You’ve heard of the phrase: ‘needy is creepy.’

Neediness is to be dependent on outcomes being a certain way. In the case of Akira, him wanting to spend more time with me and pushing for it even after my subtle hints of ‘no’ came off as needy.

He was highly outcome-dependent.

He wanted things to be a certain way.

You’ve probably felt needy, whether you showed it or not, perhaps when on a date, and you really really wanted to succeed because you were highly attracted.

Here’s the game-changer shift in mindset here: You can want certain outcomes, and this is a good thing. But you don’t rely on them for you to be happy right now.

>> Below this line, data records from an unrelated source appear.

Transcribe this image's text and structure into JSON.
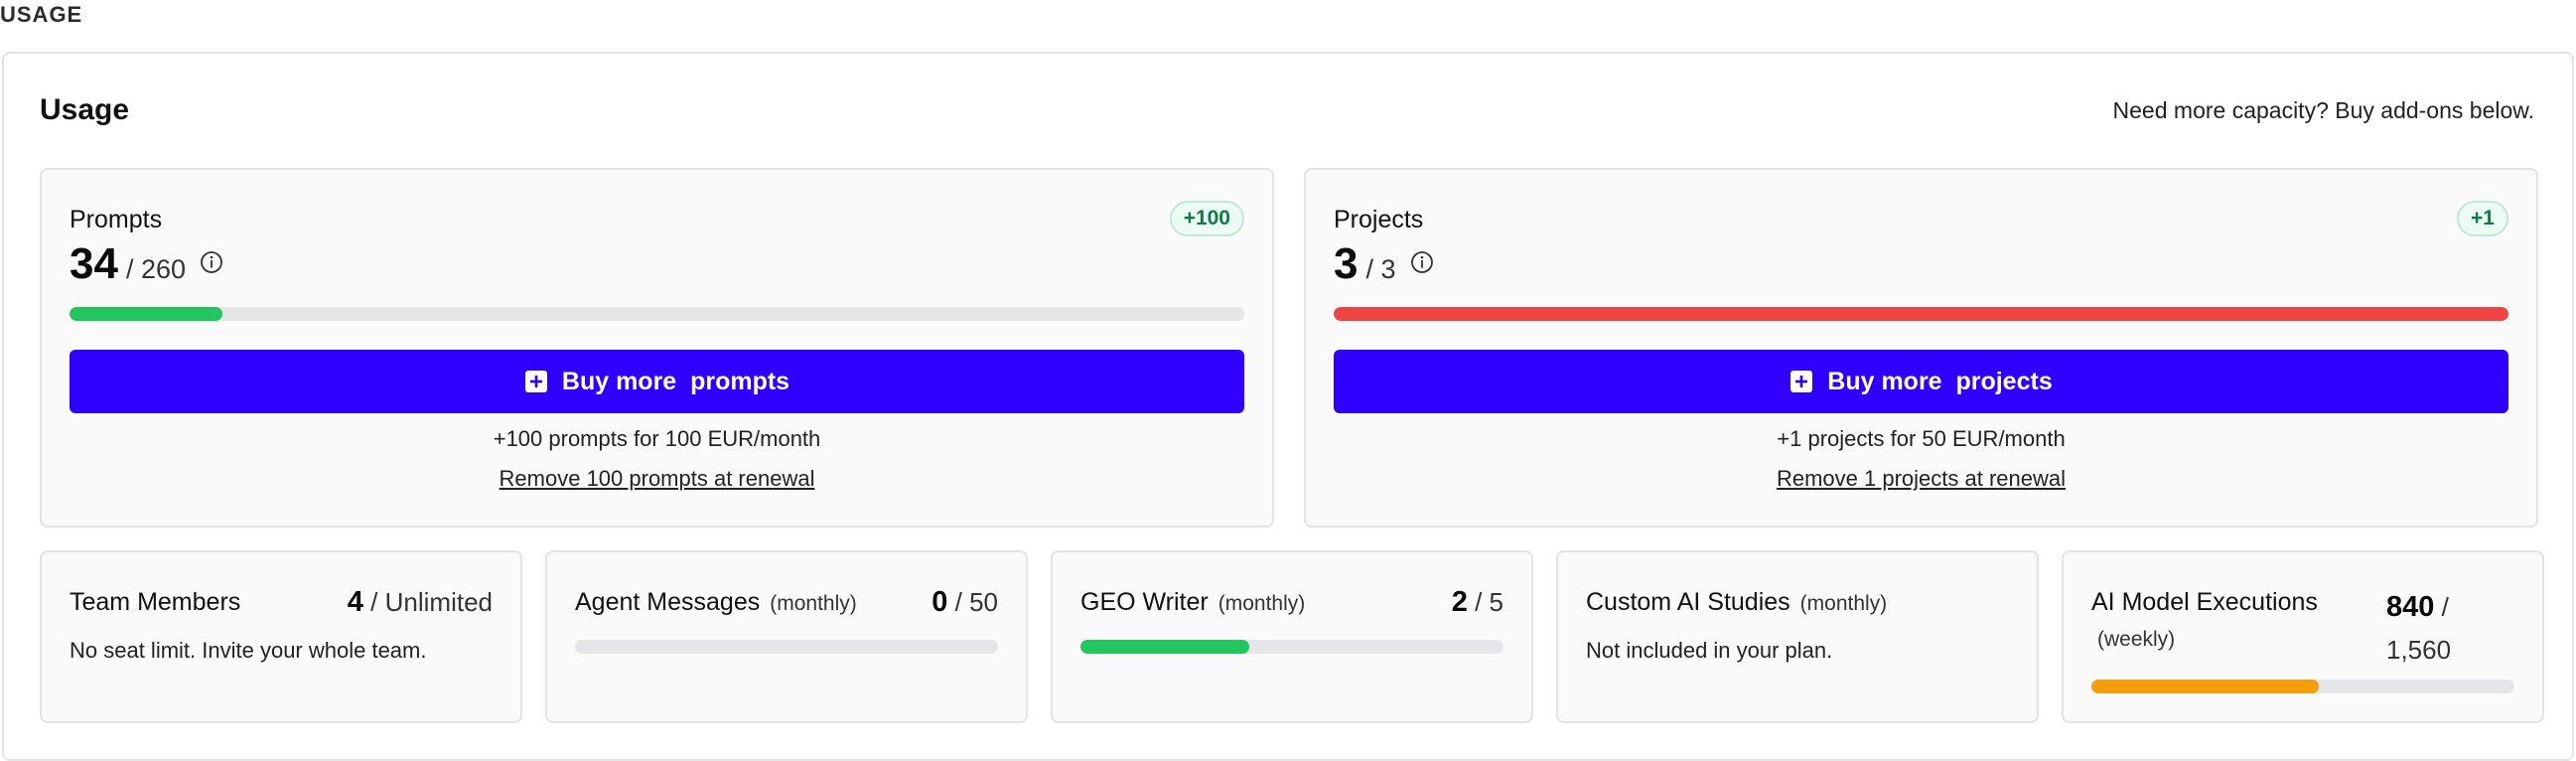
{
  "section_label": "USAGE",
  "header": {
    "title": "Usage",
    "hint": "Need more capacity? Buy add-ons below."
  },
  "prompts": {
    "label": "Prompts",
    "badge": "+100",
    "used": "34",
    "limit_text": "/ 260",
    "progress": 0.13,
    "progress_color": "#22c55e",
    "buy_label": "Buy more  prompts",
    "price_text": "+100 prompts for 100 EUR/month",
    "remove_text": "Remove 100 prompts at renewal"
  },
  "projects": {
    "label": "Projects",
    "badge": "+1",
    "used": "3",
    "limit_text": "/ 3",
    "progress": 1.0,
    "progress_color": "#ef4444",
    "buy_label": "Buy more  projects",
    "price_text": "+1 projects for 50 EUR/month",
    "remove_text": "Remove 1 projects at renewal"
  },
  "team_members": {
    "label": "Team Members",
    "used": "4",
    "limit_text": "/ Unlimited",
    "note": "No seat limit. Invite your whole team."
  },
  "agent_messages": {
    "label": "Agent Messages",
    "period": "(monthly)",
    "used": "0",
    "limit_text": "/ 50",
    "progress": 0.0,
    "progress_color": "#22c55e"
  },
  "geo_writer": {
    "label": "GEO Writer",
    "period": "(monthly)",
    "used": "2",
    "limit_text": "/ 5",
    "progress": 0.4,
    "progress_color": "#22c55e"
  },
  "custom_ai_studies": {
    "label": "Custom AI Studies",
    "period": "(monthly)",
    "note": "Not included in your plan."
  },
  "ai_model_executions": {
    "label": "AI Model Executions",
    "period": "(weekly)",
    "used": "840",
    "slash": "/",
    "limit": "1,560",
    "progress": 0.5385,
    "progress_color": "#f59e0b"
  },
  "colors": {
    "accent": "#2f00ff",
    "badge_text": "#0e7a4a",
    "track": "#e5e6ea"
  },
  "icons": {
    "info": "info-circle-icon",
    "plus": "plus-square-icon"
  }
}
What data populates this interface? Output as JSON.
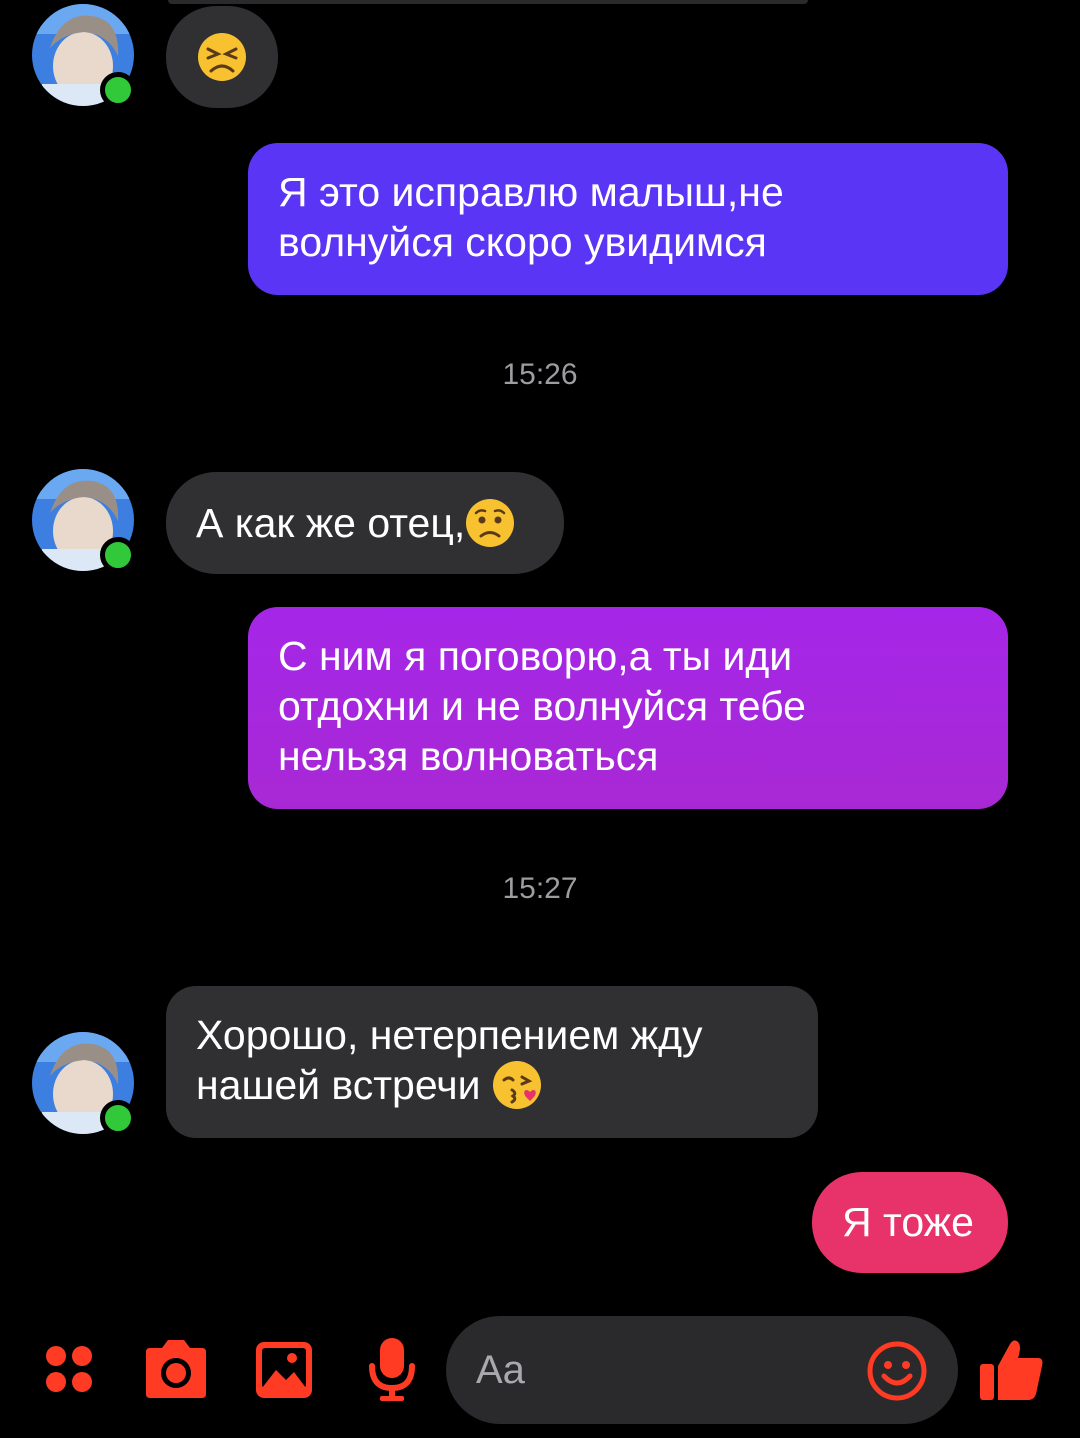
{
  "chat": {
    "messages": [
      {
        "from": "contact",
        "emoji": "tired-face-emoji"
      },
      {
        "from": "me",
        "lines": [
          "Я это исправлю малыш,не",
          "волнуйся скоро увидимся"
        ]
      },
      {
        "type": "timestamp",
        "text": "15:26"
      },
      {
        "from": "contact",
        "text": "А как же отец,",
        "emoji": "worried-face-emoji"
      },
      {
        "from": "me",
        "lines": [
          "С ним я поговорю,а ты иди",
          "отдохни и не волнуйся тебе",
          "нельзя волноваться"
        ]
      },
      {
        "type": "timestamp",
        "text": "15:27"
      },
      {
        "from": "contact",
        "lines": [
          "Хорошо, нетерпением жду",
          "нашей встречи "
        ],
        "emoji": "face-blowing-kiss-emoji"
      },
      {
        "from": "me",
        "text": "Я тоже"
      }
    ]
  },
  "composer": {
    "placeholder": "Aa",
    "icons": [
      "menu-dots-icon",
      "camera-icon",
      "gallery-icon",
      "microphone-icon",
      "emoji-smile-icon",
      "thumbs-up-icon"
    ]
  },
  "colors": {
    "incoming_bubble": "#303033",
    "outgoing_blue": "#5b35f6",
    "outgoing_purple": "#a726e0",
    "outgoing_pink": "#e8336a",
    "accent": "#ff3b24",
    "online": "#31c93a",
    "timestamp": "#9c9ca1"
  }
}
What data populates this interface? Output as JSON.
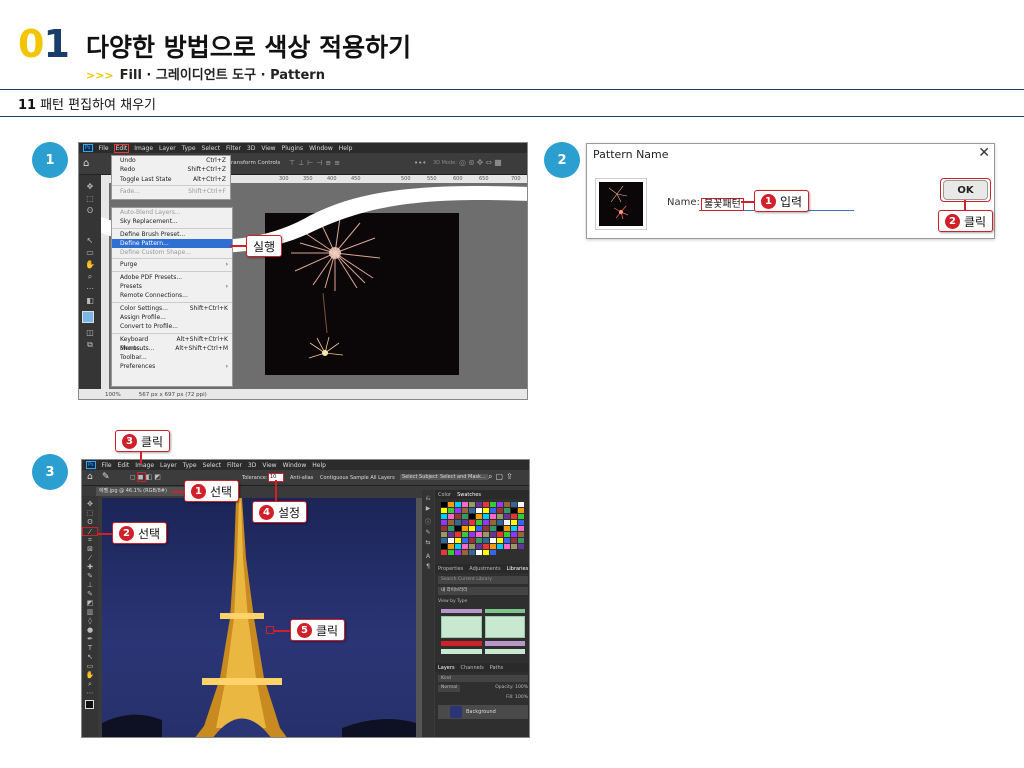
{
  "header": {
    "chapter_zero": "0",
    "chapter_one": "1",
    "title": "다양한 방법으로 색상 적용하기",
    "subtitle_arrows": ">>>",
    "subtitle": "Fill · 그레이디언트 도구 · Pattern"
  },
  "section": {
    "number": "11",
    "title": "패턴 편집하여 채우기"
  },
  "steps": [
    "1",
    "2",
    "3"
  ],
  "step1": {
    "menubar": [
      "Ps",
      "File",
      "Edit",
      "Image",
      "Layer",
      "Type",
      "Select",
      "Filter",
      "3D",
      "View",
      "Plugins",
      "Window",
      "Help"
    ],
    "options_label": "ransform Controls",
    "options_right": "3D Mode:",
    "ruler_ticks": [
      "300",
      "350",
      "400",
      "450",
      "500",
      "550",
      "600",
      "650",
      "700"
    ],
    "edit_menu": [
      {
        "label": "Undo",
        "shortcut": "Ctrl+Z",
        "state": "normal"
      },
      {
        "label": "Redo",
        "shortcut": "Shift+Ctrl+Z",
        "state": "normal"
      },
      {
        "label": "Toggle Last State",
        "shortcut": "Alt+Ctrl+Z",
        "state": "normal"
      },
      {
        "sep": true
      },
      {
        "label": "Fade...",
        "shortcut": "Shift+Ctrl+F",
        "state": "disabled"
      }
    ],
    "edit_menu_lower": [
      {
        "label": "Auto-Blend Layers...",
        "shortcut": "",
        "state": "disabled"
      },
      {
        "label": "Sky Replacement...",
        "shortcut": "",
        "state": "normal"
      },
      {
        "sep": true
      },
      {
        "label": "Define Brush Preset...",
        "shortcut": "",
        "state": "normal"
      },
      {
        "label": "Define Pattern...",
        "shortcut": "",
        "state": "selected"
      },
      {
        "label": "Define Custom Shape...",
        "shortcut": "",
        "state": "disabled"
      },
      {
        "sep": true
      },
      {
        "label": "Purge",
        "shortcut": "›",
        "state": "normal"
      },
      {
        "sep": true
      },
      {
        "label": "Adobe PDF Presets...",
        "shortcut": "",
        "state": "normal"
      },
      {
        "label": "Presets",
        "shortcut": "›",
        "state": "normal"
      },
      {
        "label": "Remote Connections...",
        "shortcut": "",
        "state": "normal"
      },
      {
        "sep": true
      },
      {
        "label": "Color Settings...",
        "shortcut": "Shift+Ctrl+K",
        "state": "normal"
      },
      {
        "label": "Assign Profile...",
        "shortcut": "",
        "state": "normal"
      },
      {
        "label": "Convert to Profile...",
        "shortcut": "",
        "state": "normal"
      },
      {
        "sep": true
      },
      {
        "label": "Keyboard Shortcuts...",
        "shortcut": "Alt+Shift+Ctrl+K",
        "state": "normal"
      },
      {
        "label": "Menus...",
        "shortcut": "Alt+Shift+Ctrl+M",
        "state": "normal"
      },
      {
        "label": "Toolbar...",
        "shortcut": "",
        "state": "normal"
      },
      {
        "label": "Preferences",
        "shortcut": "›",
        "state": "normal"
      }
    ],
    "callout": "실행",
    "statusbar": {
      "zoom": "100%",
      "size": "567 px x 697 px (72 ppi)"
    }
  },
  "step2": {
    "dialog_title": "Pattern Name",
    "close_glyph": "✕",
    "name_label": "Name:",
    "name_value": "불꽃패턴",
    "ok_label": "OK",
    "callout_input": {
      "num": "1",
      "text": "입력"
    },
    "callout_click": {
      "num": "2",
      "text": "클릭"
    }
  },
  "step3": {
    "menubar": [
      "Ps",
      "File",
      "Edit",
      "Image",
      "Layer",
      "Type",
      "Select",
      "Filter",
      "3D",
      "View",
      "Window",
      "Help"
    ],
    "doc_tab": "에펠.jpg @ 46.1% (RGB/8#)",
    "tolerance_label": "Tolerance:",
    "tolerance_value": "10",
    "options": [
      "Anti-alias",
      "Contiguous",
      "Sample All Layers"
    ],
    "buttons": [
      "Select Subject",
      "Select and Mask..."
    ],
    "panel_tabs_top": [
      "Color",
      "Swatches"
    ],
    "panel_tabs_mid": [
      "Properties",
      "Adjustments",
      "Libraries"
    ],
    "library_search": "Search Current Library",
    "library_name": "내 라이브러리",
    "view_by": "View by Type",
    "panel_tabs_bottom": [
      "Layers",
      "Channels",
      "Paths"
    ],
    "layers_kind": "Kind",
    "layers_mode": "Normal",
    "layers_opacity": "Opacity: 100%",
    "layers_fill": "Fill: 100%",
    "layer_name": "Background",
    "callouts": [
      {
        "num": "3",
        "text": "클릭"
      },
      {
        "num": "1",
        "text": "선택"
      },
      {
        "num": "4",
        "text": "설정"
      },
      {
        "num": "2",
        "text": "선택"
      },
      {
        "num": "5",
        "text": "클릭"
      }
    ]
  }
}
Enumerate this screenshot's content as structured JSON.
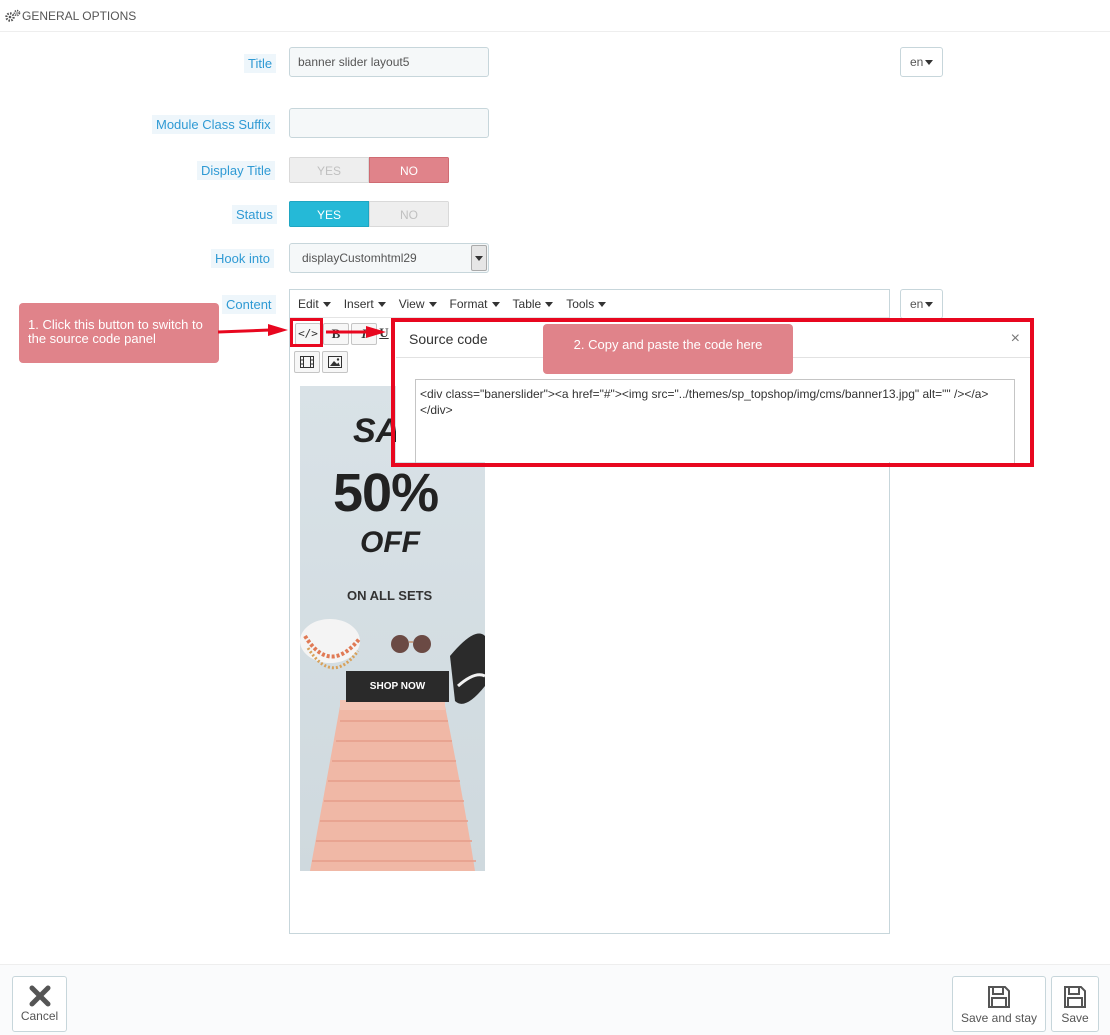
{
  "header": {
    "title": "GENERAL OPTIONS",
    "icon": "gears-icon"
  },
  "form": {
    "title_label": "Title",
    "title_value": "banner slider layout5",
    "lang": "en",
    "suffix_label": "Module Class Suffix",
    "suffix_value": "",
    "display_title_label": "Display Title",
    "display_title": {
      "yes": "YES",
      "no": "NO",
      "selected": "NO"
    },
    "status_label": "Status",
    "status": {
      "yes": "YES",
      "no": "NO",
      "selected": "YES"
    },
    "hook_label": "Hook into",
    "hook_value": "displayCustomhtml29",
    "content_label": "Content",
    "content_lang": "en"
  },
  "editor": {
    "menus": [
      "Edit",
      "Insert",
      "View",
      "Format",
      "Table",
      "Tools"
    ],
    "toolbar": {
      "source_icon": "</>",
      "bold": "B",
      "italic": "I",
      "underline": "U"
    }
  },
  "banner": {
    "sale": "SA",
    "percent": "50%",
    "off": "OFF",
    "sets": "ON ALL SETS",
    "cta": "SHOP NOW"
  },
  "annotations": {
    "step1": "1. Click this button to switch to the source code panel",
    "step2": "2. Copy and paste the code here",
    "highlight_color": "#e8071f",
    "callout_color": "#e0838a"
  },
  "source_modal": {
    "title": "Source code",
    "close": "×",
    "code": "<div class=\"banerslider\"><a href=\"#\"><img src=\"../themes/sp_topshop/img/cms/banner13.jpg\" alt=\"\" /></a></div>"
  },
  "footer": {
    "cancel": "Cancel",
    "save_stay": "Save and stay",
    "save": "Save"
  }
}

Our behaviour and mindset are both part of the same continual loop. When we act in a relaxed, not overly-needy way, we will develop a non-needy identity.

How we think will literally be moulded by how we act, and this will perpetuate itself positively.

For example, if you’re in a seemingly high-pressure, ‘high-stakes’ job interview, every internal instinct might be screaming at you to take it super seriously.

‘I NEED this job!’ You think to yourself.

But when we take things seriously, and we’re heavily dependent on the outcome being a success, we will be anxious. We tighten up, act needy, and ultimately perform less effectively.